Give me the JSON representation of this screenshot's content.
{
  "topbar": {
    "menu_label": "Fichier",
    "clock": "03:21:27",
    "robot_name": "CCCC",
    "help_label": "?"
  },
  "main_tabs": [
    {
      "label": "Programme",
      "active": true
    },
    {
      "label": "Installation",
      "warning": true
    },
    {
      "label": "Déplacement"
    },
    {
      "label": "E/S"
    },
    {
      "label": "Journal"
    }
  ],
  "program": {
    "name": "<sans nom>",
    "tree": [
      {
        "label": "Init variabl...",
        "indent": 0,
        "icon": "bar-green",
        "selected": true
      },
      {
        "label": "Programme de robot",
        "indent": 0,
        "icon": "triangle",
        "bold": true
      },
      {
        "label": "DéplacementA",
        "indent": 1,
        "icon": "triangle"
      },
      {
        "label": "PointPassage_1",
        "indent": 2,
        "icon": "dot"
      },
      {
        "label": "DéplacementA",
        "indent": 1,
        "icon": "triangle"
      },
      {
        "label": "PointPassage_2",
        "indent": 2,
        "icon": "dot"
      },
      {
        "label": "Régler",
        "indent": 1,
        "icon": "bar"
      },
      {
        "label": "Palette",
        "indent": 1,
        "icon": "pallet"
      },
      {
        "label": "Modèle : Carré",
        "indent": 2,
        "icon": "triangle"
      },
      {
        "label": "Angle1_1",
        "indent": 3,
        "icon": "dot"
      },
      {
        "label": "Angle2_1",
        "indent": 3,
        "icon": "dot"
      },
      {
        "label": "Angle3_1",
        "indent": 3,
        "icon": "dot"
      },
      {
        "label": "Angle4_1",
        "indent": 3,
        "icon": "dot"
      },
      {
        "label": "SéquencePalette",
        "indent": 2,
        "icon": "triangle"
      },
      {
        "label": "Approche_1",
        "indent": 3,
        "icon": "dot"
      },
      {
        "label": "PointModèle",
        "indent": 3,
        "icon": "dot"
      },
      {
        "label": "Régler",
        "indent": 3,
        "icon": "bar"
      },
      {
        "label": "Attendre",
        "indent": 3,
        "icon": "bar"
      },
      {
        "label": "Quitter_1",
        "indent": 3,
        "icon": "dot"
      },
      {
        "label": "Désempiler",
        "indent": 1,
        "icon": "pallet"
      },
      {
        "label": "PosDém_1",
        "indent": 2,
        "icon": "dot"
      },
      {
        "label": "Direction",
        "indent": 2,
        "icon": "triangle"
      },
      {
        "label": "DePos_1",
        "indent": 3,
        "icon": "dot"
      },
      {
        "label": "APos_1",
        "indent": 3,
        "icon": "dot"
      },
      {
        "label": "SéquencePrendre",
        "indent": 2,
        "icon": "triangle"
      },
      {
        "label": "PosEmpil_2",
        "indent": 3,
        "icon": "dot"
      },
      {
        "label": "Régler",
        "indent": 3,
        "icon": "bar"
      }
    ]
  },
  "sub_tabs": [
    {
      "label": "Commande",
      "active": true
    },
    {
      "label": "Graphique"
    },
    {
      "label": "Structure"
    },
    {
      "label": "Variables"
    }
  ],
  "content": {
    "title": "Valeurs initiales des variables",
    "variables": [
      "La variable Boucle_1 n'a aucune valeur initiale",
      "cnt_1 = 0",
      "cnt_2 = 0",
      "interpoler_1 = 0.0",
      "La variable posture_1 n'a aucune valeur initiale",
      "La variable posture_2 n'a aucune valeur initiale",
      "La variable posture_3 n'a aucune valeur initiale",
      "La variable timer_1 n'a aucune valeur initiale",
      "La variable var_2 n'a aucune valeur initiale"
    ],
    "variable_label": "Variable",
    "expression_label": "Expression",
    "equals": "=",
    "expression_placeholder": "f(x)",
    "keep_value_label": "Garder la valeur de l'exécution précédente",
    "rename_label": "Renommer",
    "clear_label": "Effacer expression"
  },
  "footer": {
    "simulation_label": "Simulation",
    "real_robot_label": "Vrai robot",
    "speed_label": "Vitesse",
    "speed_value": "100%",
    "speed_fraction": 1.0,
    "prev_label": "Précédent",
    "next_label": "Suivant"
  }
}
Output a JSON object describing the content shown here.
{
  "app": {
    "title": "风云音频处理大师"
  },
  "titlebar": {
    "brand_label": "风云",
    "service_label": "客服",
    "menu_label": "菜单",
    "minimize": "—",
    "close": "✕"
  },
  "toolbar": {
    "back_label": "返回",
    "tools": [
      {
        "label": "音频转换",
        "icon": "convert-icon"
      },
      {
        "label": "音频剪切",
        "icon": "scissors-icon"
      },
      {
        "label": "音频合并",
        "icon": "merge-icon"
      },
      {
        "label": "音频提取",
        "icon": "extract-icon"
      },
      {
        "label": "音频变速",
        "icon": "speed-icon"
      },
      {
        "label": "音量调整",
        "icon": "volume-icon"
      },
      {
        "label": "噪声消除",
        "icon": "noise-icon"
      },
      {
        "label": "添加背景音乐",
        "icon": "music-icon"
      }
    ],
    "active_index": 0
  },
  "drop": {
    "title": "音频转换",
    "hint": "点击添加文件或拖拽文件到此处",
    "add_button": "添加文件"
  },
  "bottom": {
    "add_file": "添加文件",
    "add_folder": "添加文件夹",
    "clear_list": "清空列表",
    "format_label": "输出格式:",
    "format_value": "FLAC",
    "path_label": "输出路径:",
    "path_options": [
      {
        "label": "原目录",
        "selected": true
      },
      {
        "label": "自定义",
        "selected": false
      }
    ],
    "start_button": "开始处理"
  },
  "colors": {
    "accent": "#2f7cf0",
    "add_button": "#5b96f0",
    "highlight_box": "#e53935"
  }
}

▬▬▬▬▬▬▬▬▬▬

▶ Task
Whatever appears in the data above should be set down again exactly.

▶ Written solution
Give me the JSON representation of this screenshot's content.
{
  "topbar": {
    "menu_label": "Fichier",
    "clock": "03:21:27",
    "robot_name": "CCCC",
    "help_label": "?"
  },
  "main_tabs": [
    {
      "label": "Programme",
      "active": true
    },
    {
      "label": "Installation",
      "warning": true
    },
    {
      "label": "Déplacement"
    },
    {
      "label": "E/S"
    },
    {
      "label": "Journal"
    }
  ],
  "program": {
    "name": "<sans nom>",
    "tree": [
      {
        "label": "Init variabl...",
        "indent": 0,
        "icon": "bar-green",
        "selected": true
      },
      {
        "label": "Programme de robot",
        "indent": 0,
        "icon": "triangle",
        "bold": true
      },
      {
        "label": "DéplacementA",
        "indent": 1,
        "icon": "triangle"
      },
      {
        "label": "PointPassage_1",
        "indent": 2,
        "icon": "dot"
      },
      {
        "label": "DéplacementA",
        "indent": 1,
        "icon": "triangle"
      },
      {
        "label": "PointPassage_2",
        "indent": 2,
        "icon": "dot"
      },
      {
        "label": "Régler",
        "indent": 1,
        "icon": "bar"
      },
      {
        "label": "Palette",
        "indent": 1,
        "icon": "pallet"
      },
      {
        "label": "Modèle : Carré",
        "indent": 2,
        "icon": "triangle"
      },
      {
        "label": "Angle1_1",
        "indent": 3,
        "icon": "dot"
      },
      {
        "label": "Angle2_1",
        "indent": 3,
        "icon": "dot"
      },
      {
        "label": "Angle3_1",
        "indent": 3,
        "icon": "dot"
      },
      {
        "label": "Angle4_1",
        "indent": 3,
        "icon": "dot"
      },
      {
        "label": "SéquencePalette",
        "indent": 2,
        "icon": "triangle"
      },
      {
        "label": "Approche_1",
        "indent": 3,
        "icon": "dot"
      },
      {
        "label": "PointModèle",
        "indent": 3,
        "icon": "dot"
      },
      {
        "label": "Régler",
        "indent": 3,
        "icon": "bar"
      },
      {
        "label": "Attendre",
        "indent": 3,
        "icon": "bar"
      },
      {
        "label": "Quitter_1",
        "indent": 3,
        "icon": "dot"
      },
      {
        "label": "Désempiler",
        "indent": 1,
        "icon": "pallet"
      },
      {
        "label": "PosDém_1",
        "indent": 2,
        "icon": "dot"
      },
      {
        "label": "Direction",
        "indent": 2,
        "icon": "triangle"
      },
      {
        "label": "DePos_1",
        "indent": 3,
        "icon": "dot"
      },
      {
        "label": "APos_1",
        "indent": 3,
        "icon": "dot"
      },
      {
        "label": "SéquencePrendre",
        "indent": 2,
        "icon": "triangle"
      },
      {
        "label": "PosEmpil_2",
        "indent": 3,
        "icon": "dot"
      },
      {
        "label": "Régler",
        "indent": 3,
        "icon": "bar"
      }
    ]
  },
  "sub_tabs": [
    {
      "label": "Commande",
      "active": true
    },
    {
      "label": "Graphique"
    },
    {
      "label": "Structure"
    },
    {
      "label": "Variables"
    }
  ],
  "content": {
    "title": "Valeurs initiales des variables",
    "variables": [
      "La variable Boucle_1 n'a aucune valeur initiale",
      "cnt_1 = 0",
      "cnt_2 = 0",
      "interpoler_1 = 0.0",
      "La variable posture_1 n'a aucune valeur initiale",
      "La variable posture_2 n'a aucune valeur initiale",
      "La variable posture_3 n'a aucune valeur initiale",
      "La variable timer_1 n'a aucune valeur initiale",
      "La variable var_2 n'a aucune valeur initiale"
    ],
    "variable_label": "Variable",
    "expression_label": "Expression",
    "equals": "=",
    "expression_placeholder": "f(x)",
    "keep_value_label": "Garder la valeur de l'exécution précédente",
    "rename_label": "Renommer",
    "clear_label": "Effacer expression"
  },
  "footer": {
    "simulation_label": "Simulation",
    "real_robot_label": "Vrai robot",
    "speed_label": "Vitesse",
    "speed_value": "100%",
    "speed_fraction": 1.0,
    "prev_label": "Précédent",
    "next_label": "Suivant"
  }
}
Output a JSON object describing the content shown here.
{
  "app": {
    "title": "风云音频处理大师"
  },
  "titlebar": {
    "brand_label": "风云",
    "service_label": "客服",
    "menu_label": "菜单",
    "minimize": "—",
    "close": "✕"
  },
  "toolbar": {
    "back_label": "返回",
    "tools": [
      {
        "label": "音频转换",
        "icon": "convert-icon"
      },
      {
        "label": "音频剪切",
        "icon": "scissors-icon"
      },
      {
        "label": "音频合并",
        "icon": "merge-icon"
      },
      {
        "label": "音频提取",
        "icon": "extract-icon"
      },
      {
        "label": "音频变速",
        "icon": "speed-icon"
      },
      {
        "label": "音量调整",
        "icon": "volume-icon"
      },
      {
        "label": "噪声消除",
        "icon": "noise-icon"
      },
      {
        "label": "添加背景音乐",
        "icon": "music-icon"
      }
    ],
    "active_index": 0
  },
  "drop": {
    "title": "音频转换",
    "hint": "点击添加文件或拖拽文件到此处",
    "add_button": "添加文件"
  },
  "bottom": {
    "add_file": "添加文件",
    "add_folder": "添加文件夹",
    "clear_list": "清空列表",
    "format_label": "输出格式:",
    "format_value": "FLAC",
    "path_label": "输出路径:",
    "path_options": [
      {
        "label": "原目录",
        "selected": true
      },
      {
        "label": "自定义",
        "selected": false
      }
    ],
    "start_button": "开始处理"
  },
  "colors": {
    "accent": "#2f7cf0",
    "add_button": "#5b96f0",
    "highlight_box": "#e53935"
  }
}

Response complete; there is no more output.